                Comment

                Latest Activity

                Collapse

                • Painting in a HMO house
                  stuart123
                  Hi,
                  I have a four bed HMO house let to four professionals, looking to paint the house and also plaster where required for the complete house, this will take 5 to 7 days to complete the work.
                  All the tenants were fine and cooperative, except one tenant, who has changed his shift from morning...
                  17-09-2019, 12:48 PM
                • Reply to Painting in a HMO house
                  leaseholder64
                  I assumed the OP was painting the rooms, as well.
                  21-09-2019, 13:41 PM
                • Reply to Painting in a HMO house
                  DPT57
                  Assuming these are room only tenancies then they have no rights over communal areas or exterior unless you've given it to them contractually. Harassment issues aside, the tenant cant prevent you from doing the work....
                  21-09-2019, 06:50 AM
                • Referencing
                  Cupola
                  Hi all,

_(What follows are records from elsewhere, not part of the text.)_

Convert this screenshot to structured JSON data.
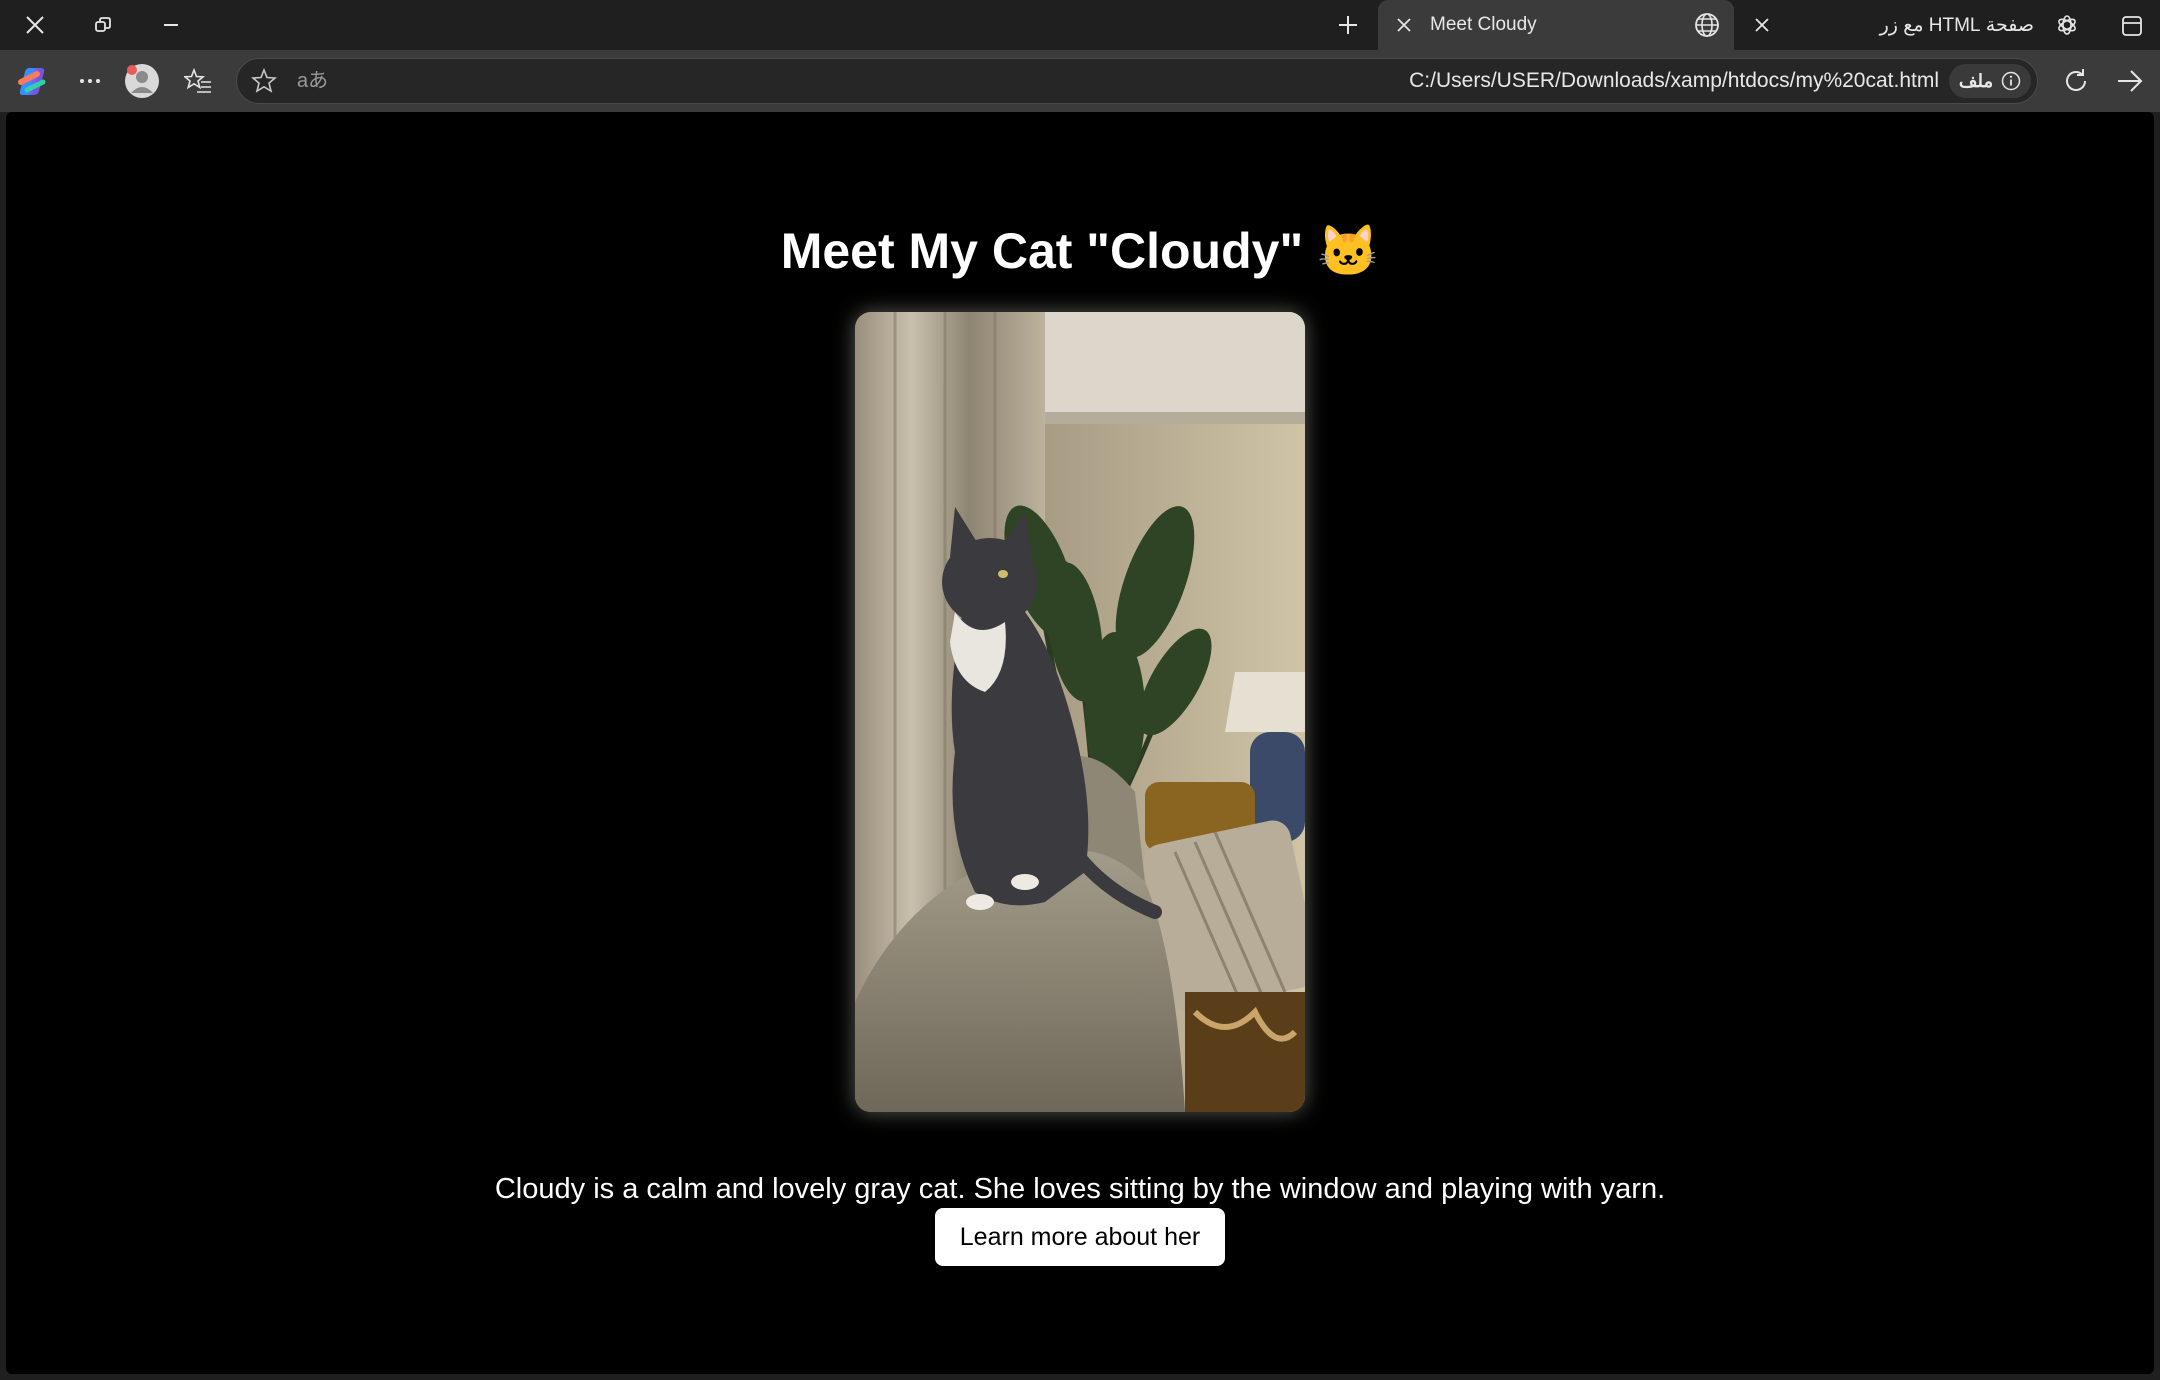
{
  "browser": {
    "tabs": [
      {
        "title": "Meet Cloudy",
        "active": true,
        "favicon": "globe-icon"
      },
      {
        "title": "صفحة HTML مع زر",
        "active": false,
        "favicon": "chatgpt-icon"
      }
    ],
    "address": {
      "url": "C:/Users/USER/Downloads/xamp/htdocs/my%20cat.html",
      "chip_label": "ملف",
      "read_aloud_glyph": "aあ"
    },
    "colors": {
      "frame": "#1f1f1f",
      "toolbar": "#3b3b3b",
      "address_bg": "#262626"
    }
  },
  "page": {
    "title": "Meet My Cat \"Cloudy\" 🐱",
    "description": "Cloudy is a calm and lovely gray cat. She loves sitting by the window and playing with yarn.",
    "button_label": "Learn more about her",
    "colors": {
      "background": "#000000",
      "text": "#ffffff",
      "button_bg": "#ffffff",
      "button_text": "#000000"
    }
  }
}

                  Completely new landlord here, we have a 4 bed house which we have struggled to sell, so have decided to rent rooms out. We are moving out and it will be rented to 4 individuals. We have been in touch with the council and they've written back formally saying we don't need planning...
                  19-09-2019, 12:35 PM
                • Reply to Referencing
                  leaseholder64
                  The HMO definition triggers a need to manage it in certain ways, including additional fire safety, but doesn't trigger a need for licence. Councils may have Additional Licensing, in which case you will need one for three or four people. However to absolutely require a licence, a house or converted...
                  20-09-2019, 23:08 PM
                • Reply to Referencing
                  Mogino
                  Best to use a tenant assessment company to do all the reference checking. I would not recommend accepting any references direct from a prospective tenant.
                  Referencing companies charge a modest fee per tenant, and its well worth it. I can recommend one to you if you PM me.
                  You will need to...
                  20-09-2019, 22:46 PM
                • Reply to Referencing
                  AlexR
                  As you are letting the rooms yourself you decide what is the best background checks to make for the type of tenants you wish to have in your house. If you are taking out tenant rent insurance you will need to comply with their terms but the main area that I checked were:

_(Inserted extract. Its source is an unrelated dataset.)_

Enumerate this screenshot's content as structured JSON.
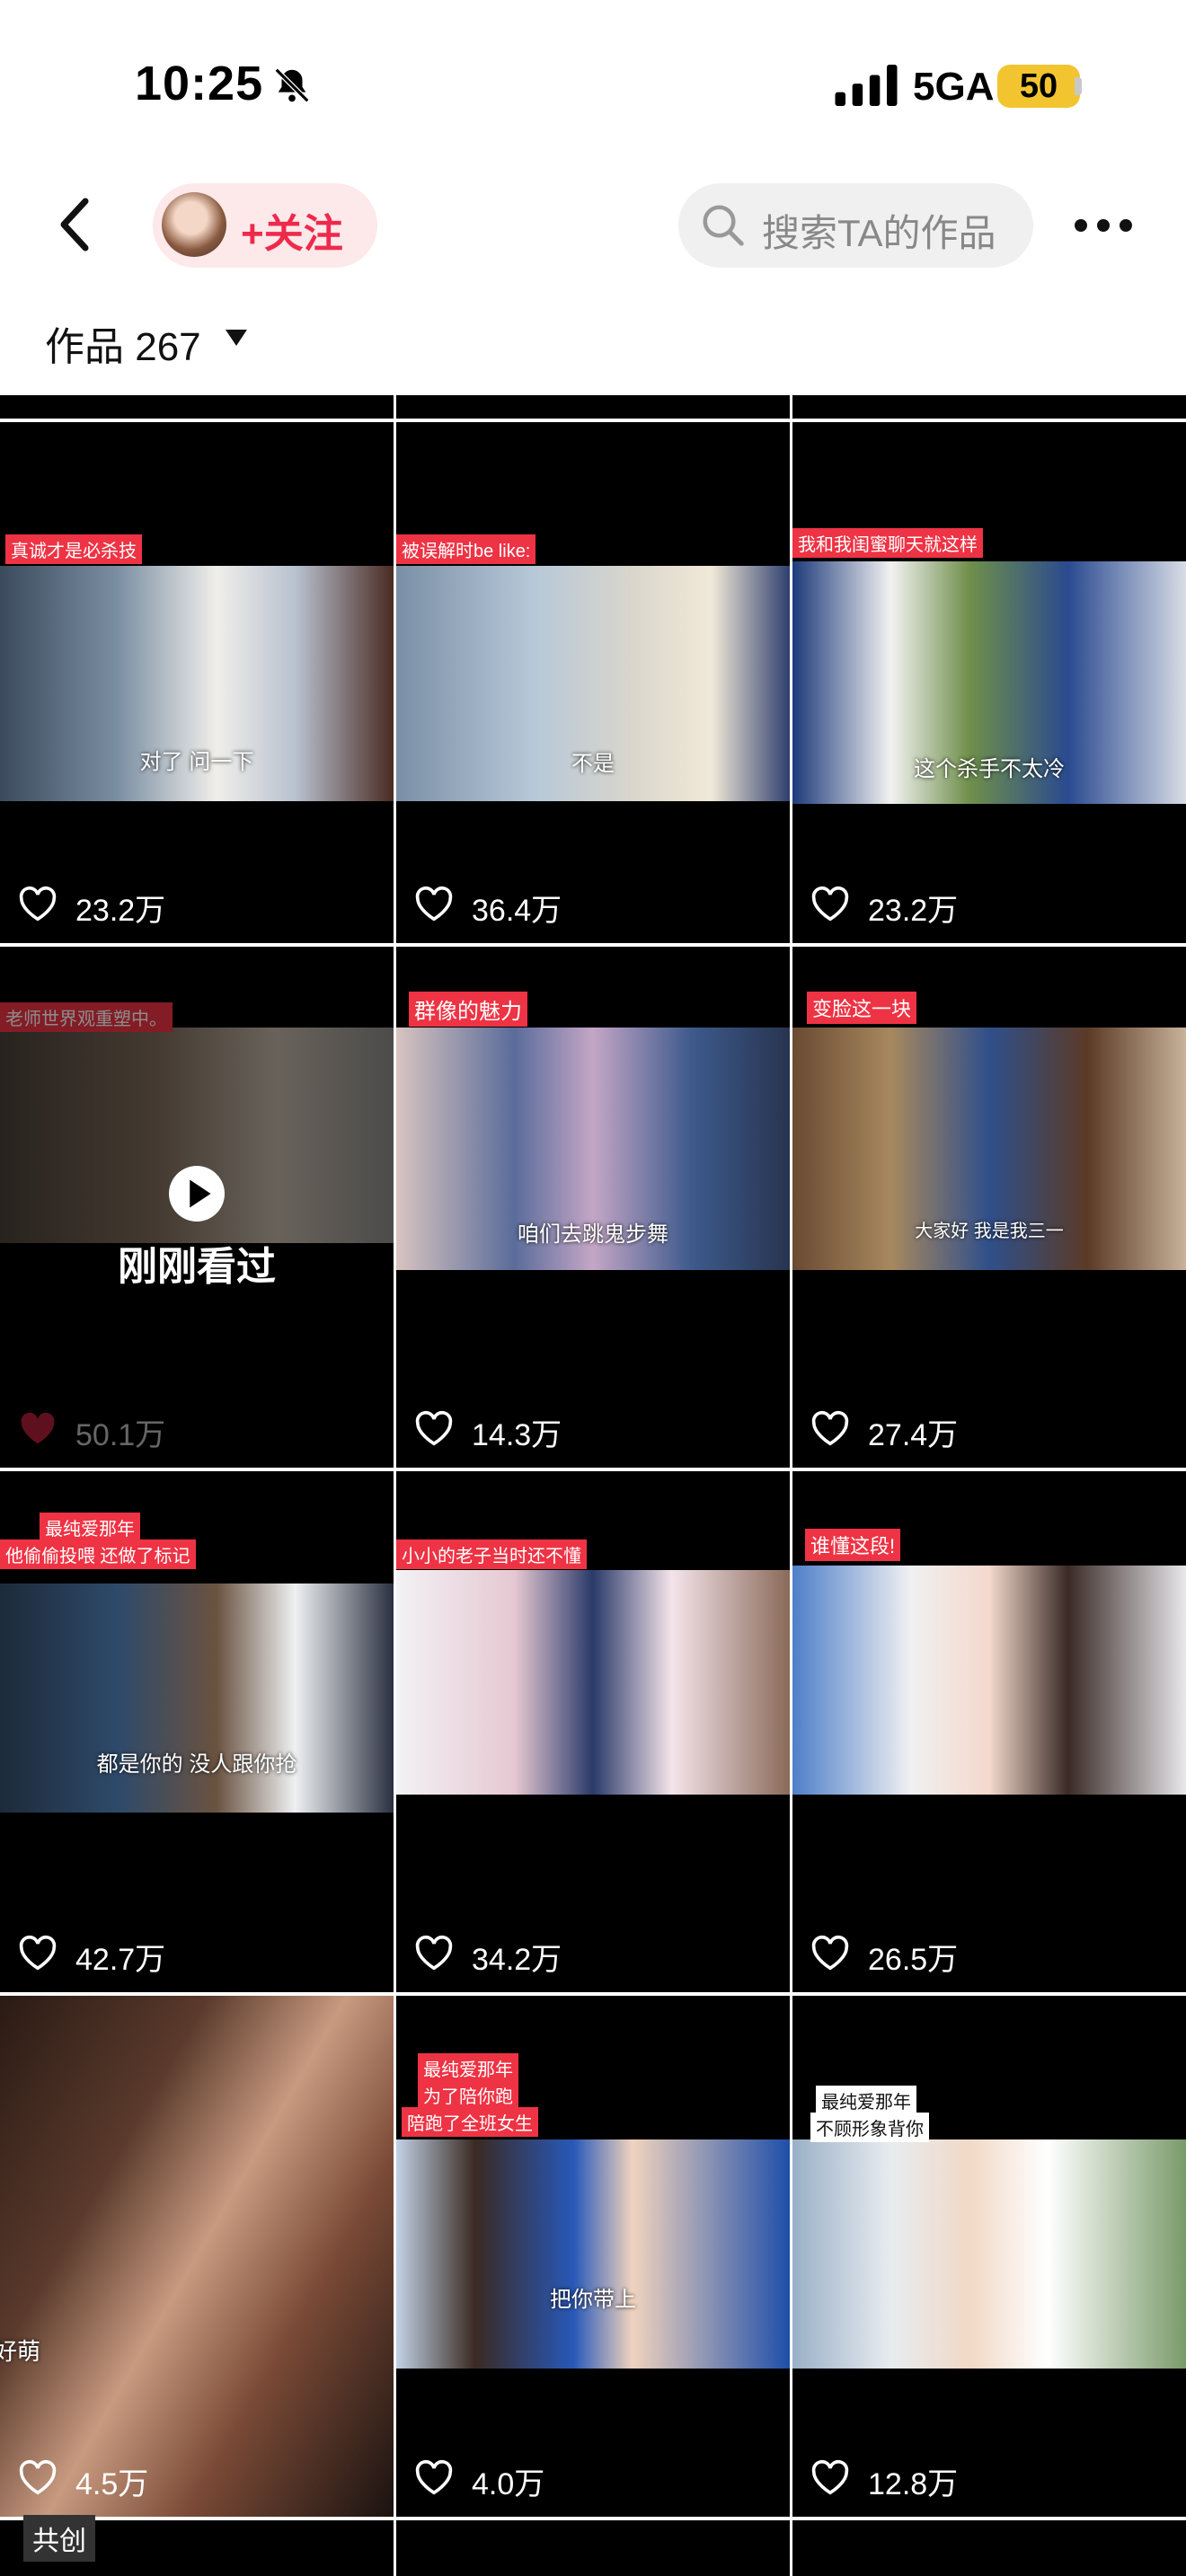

                  1. Employed - take...
                  20-09-2019, 09:25 AM
                • Reply to Referencing
                  Cupola
                  Good morning

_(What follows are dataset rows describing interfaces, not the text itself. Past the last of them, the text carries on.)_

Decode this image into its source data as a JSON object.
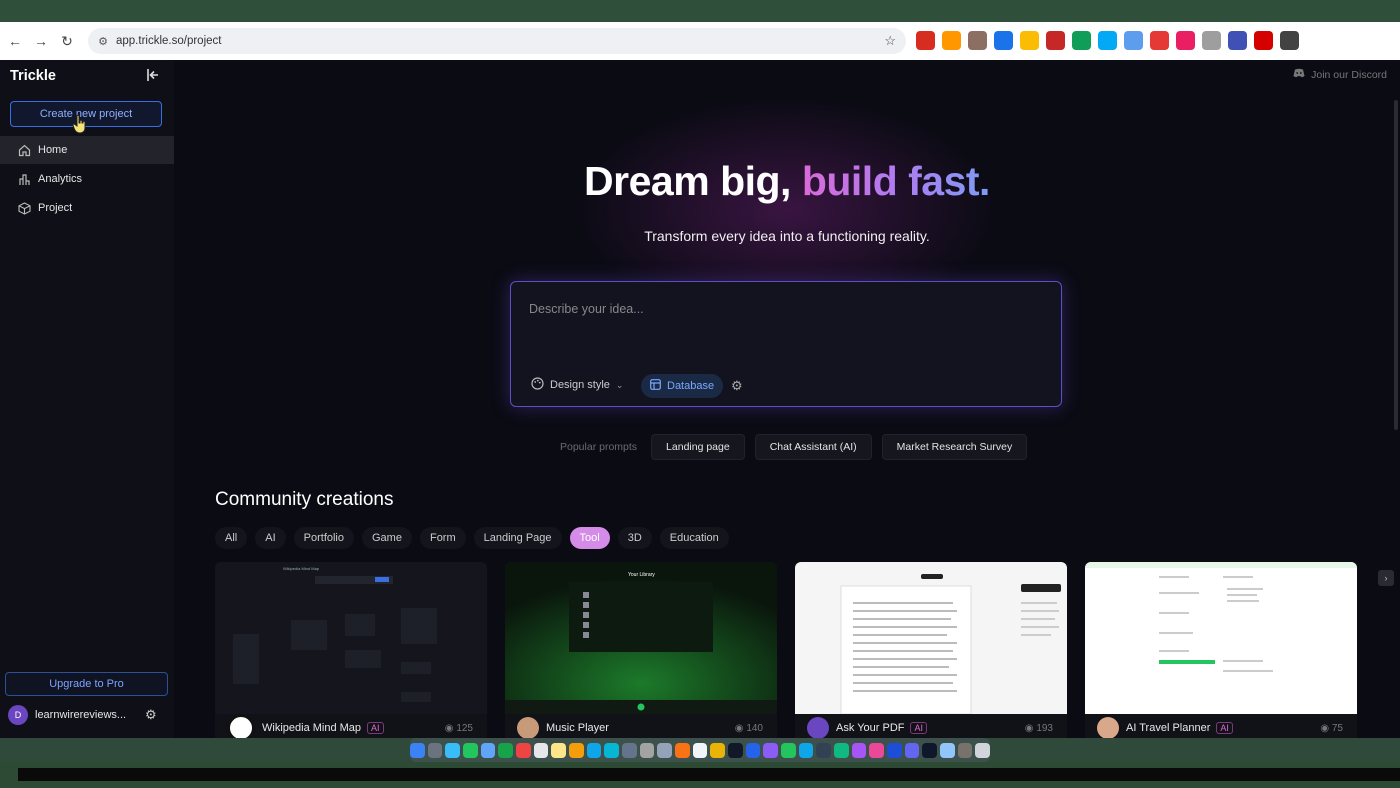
{
  "browser": {
    "url": "app.trickle.so/project",
    "nav_icons": [
      "back-arrow-icon",
      "forward-arrow-icon",
      "reload-icon"
    ],
    "extension_colors": [
      "#d62d20",
      "#ff9800",
      "#8d6e63",
      "#1a73e8",
      "#fbbc04",
      "#c62828",
      "#0f9d58",
      "#03a9f4",
      "#5c9ded",
      "#e53935",
      "#e91e63",
      "#9e9e9e",
      "#3f51b5",
      "#d50000",
      "#424242"
    ]
  },
  "sidebar": {
    "brand": "Trickle",
    "create_label": "Create new project",
    "items": [
      {
        "label": "Home",
        "icon": "home-icon",
        "active": true
      },
      {
        "label": "Analytics",
        "icon": "analytics-icon",
        "active": false
      },
      {
        "label": "Project",
        "icon": "cube-icon",
        "active": false
      }
    ],
    "upgrade_label": "Upgrade to Pro",
    "user": {
      "initial": "D",
      "name": "learnwirereviews..."
    }
  },
  "header": {
    "discord_label": "Join our Discord"
  },
  "hero": {
    "title_plain": "Dream big, ",
    "title_gradient": "build fast.",
    "subtitle": "Transform every idea into a functioning reality."
  },
  "idea_box": {
    "placeholder": "Describe your idea...",
    "design_style_label": "Design style",
    "database_label": "Database"
  },
  "popular_prompts": {
    "label": "Popular prompts",
    "items": [
      "Landing page",
      "Chat Assistant (AI)",
      "Market Research Survey"
    ]
  },
  "community": {
    "title": "Community creations",
    "filters": [
      "All",
      "AI",
      "Portfolio",
      "Game",
      "Form",
      "Landing Page",
      "Tool",
      "3D",
      "Education"
    ],
    "active_filter": "Tool",
    "cards": [
      {
        "name": "Wikipedia Mind Map",
        "badge": "AI",
        "views": "125"
      },
      {
        "name": "Music Player",
        "badge": "",
        "views": "140"
      },
      {
        "name": "Ask Your PDF",
        "badge": "AI",
        "views": "193"
      },
      {
        "name": "AI Travel Planner",
        "badge": "AI",
        "views": "75"
      }
    ]
  },
  "dock": {
    "app_colors": [
      "#3b82f6",
      "#6b7280",
      "#38bdf8",
      "#22c55e",
      "#60a5fa",
      "#16a34a",
      "#ef4444",
      "#e5e7eb",
      "#fde68a",
      "#f59e0b",
      "#0ea5e9",
      "#06b6d4",
      "#64748b",
      "#a3a3a3",
      "#94a3b8",
      "#f97316",
      "#f1f5f9",
      "#eab308",
      "#111827",
      "#2563eb",
      "#8b5cf6",
      "#22c55e",
      "#0ea5e9",
      "#334155",
      "#10b981",
      "#a855f7",
      "#ec4899",
      "#1d4ed8",
      "#6366f1",
      "#0f172a",
      "#93c5fd",
      "#78716c",
      "#d1d5db"
    ]
  }
}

                  Thanks for your replies, I don't mean to sound rude, but DPT57 we will live very local to the property and have decided to manage it ourselves, as I've already, said, we have done extensive research into all aspects, I know how to reference, I just wanted first hand personal...
                  20-09-2019, 05:24 AM
                • Reply to Painting in a HMO house
                  amy131
                  Plastering and painting aren't noisy jobs. I would just make sure that those doing the work are aware there may be someone sleeping so they don't put a radio on and take care when moving around any furniture etc. Provided tenants have notice of the works they should accept the communal areas need to...
                  19-09-2019, 20:05 PM
                • Reply to Referencing
                  loanarranger
                  On what basis is the property owned. You state you have moved out , is the property subject to a residential mortgage, if yes have you obtained a Consent to Let , if not do so immediately or arrange a Buy to Let Mortgage ; also have you notified your insurance company that the property is vacant , usually...
                  19-09-2019, 20:00 PM
                Working...
                X